Online Series Emerging Scholarship on the Holodomor
Presenter: Iaroslav Kovalchuk, University of Alberta
Discussant: Frank Sysyn, University of Alberta
Iaroslav Kovalchuk argues that the concept “Holodomor” is a reinvention of a previously existing Ukrainian word by members of the Ukrainian anti-Soviet diaspora. Iaroslav explores the meanings of the word “holodomor” before it became connected to the Ukrainian Famine of 1932-1933 and traces how Ukrainian diaspora members began using this word to represent the famine, giving it a new sense. Finally, he examines how the word became popular, defining a unique event in history, the Great Famine of 1932-1933, or Holodomor.
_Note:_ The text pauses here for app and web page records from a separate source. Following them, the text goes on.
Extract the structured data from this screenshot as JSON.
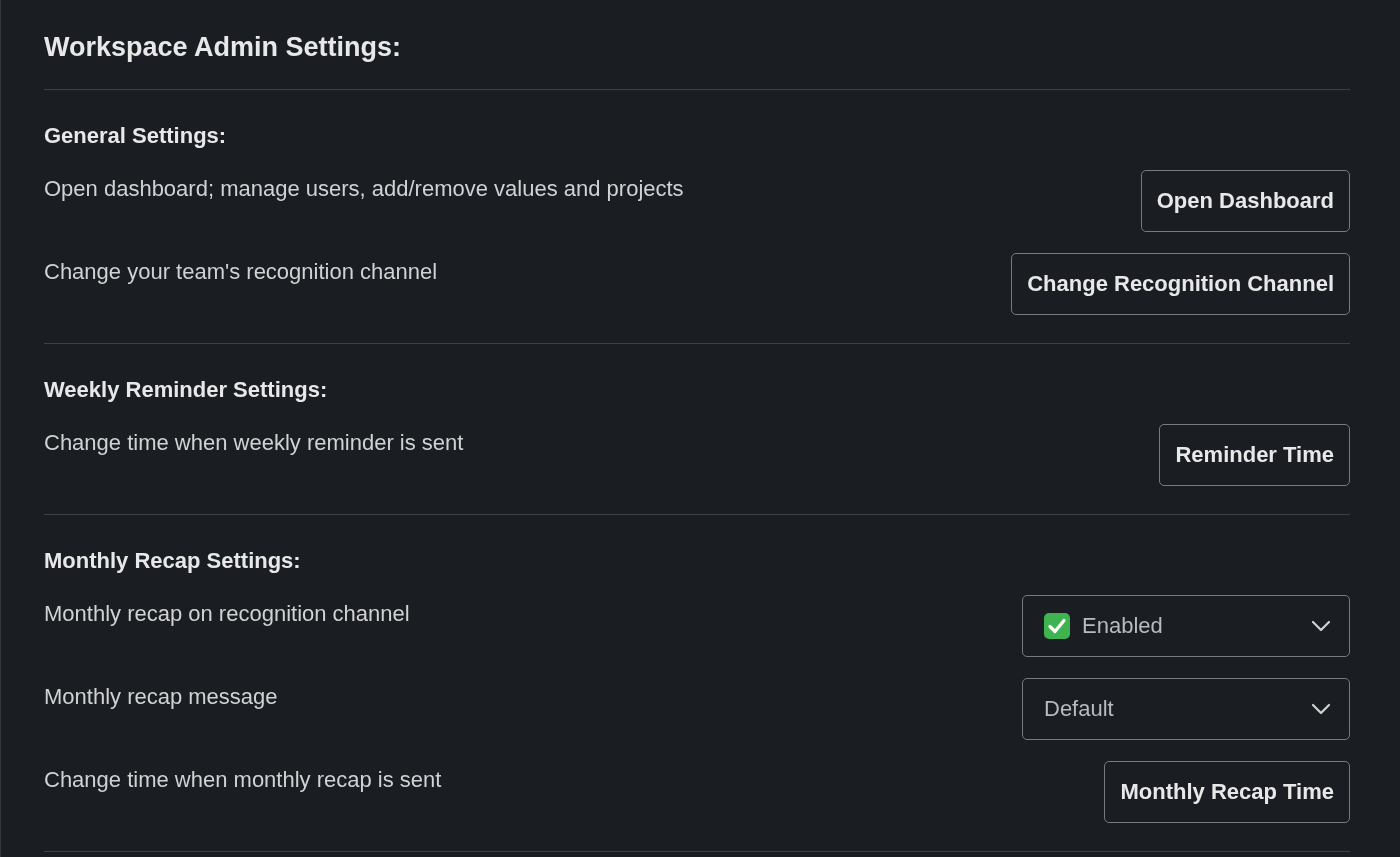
{
  "title": "Workspace Admin Settings:",
  "sections": [
    {
      "heading": "General Settings:",
      "rows": [
        {
          "kind": "button",
          "label": "Open dashboard; manage users, add/remove values and projects",
          "control": "Open Dashboard"
        },
        {
          "kind": "button",
          "label": "Change your team's recognition channel",
          "control": "Change Recognition Channel"
        }
      ]
    },
    {
      "heading": "Weekly Reminder Settings:",
      "rows": [
        {
          "kind": "button",
          "label": "Change time when weekly reminder is sent",
          "control": "Reminder Time"
        }
      ]
    },
    {
      "heading": "Monthly Recap Settings:",
      "rows": [
        {
          "kind": "select",
          "label": "Monthly recap on recognition channel",
          "control": "Enabled",
          "checked": true
        },
        {
          "kind": "select",
          "label": "Monthly recap message",
          "control": "Default",
          "checked": false
        },
        {
          "kind": "button",
          "label": "Change time when monthly recap is sent",
          "control": "Monthly Recap Time"
        }
      ]
    }
  ]
}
The online series Emerging Scholarship on the Holodomor was initiated to support innovation in the study of the Holodomor and related topics. Each monthly session features a presentation by an early career scholar on their current research, followed by comments from an expert in the field and discussion with fellow early career scholars. As the series is intended as an opportunity for trying out ideas and approaches, attendance is limited to the early career scholar participants. The series grew from discussions of ways to encourage academic interchange in the absence of conferences and other in-person exchanges. Karolina Koziura, PhD candidate at The New School of Social Research, and Dr. Oksana Vynnyk organize the series on behalf of HREC. If you are an early career scholar interested in participating, please contact Oksana Vynnyk: firstname.lastname@example.org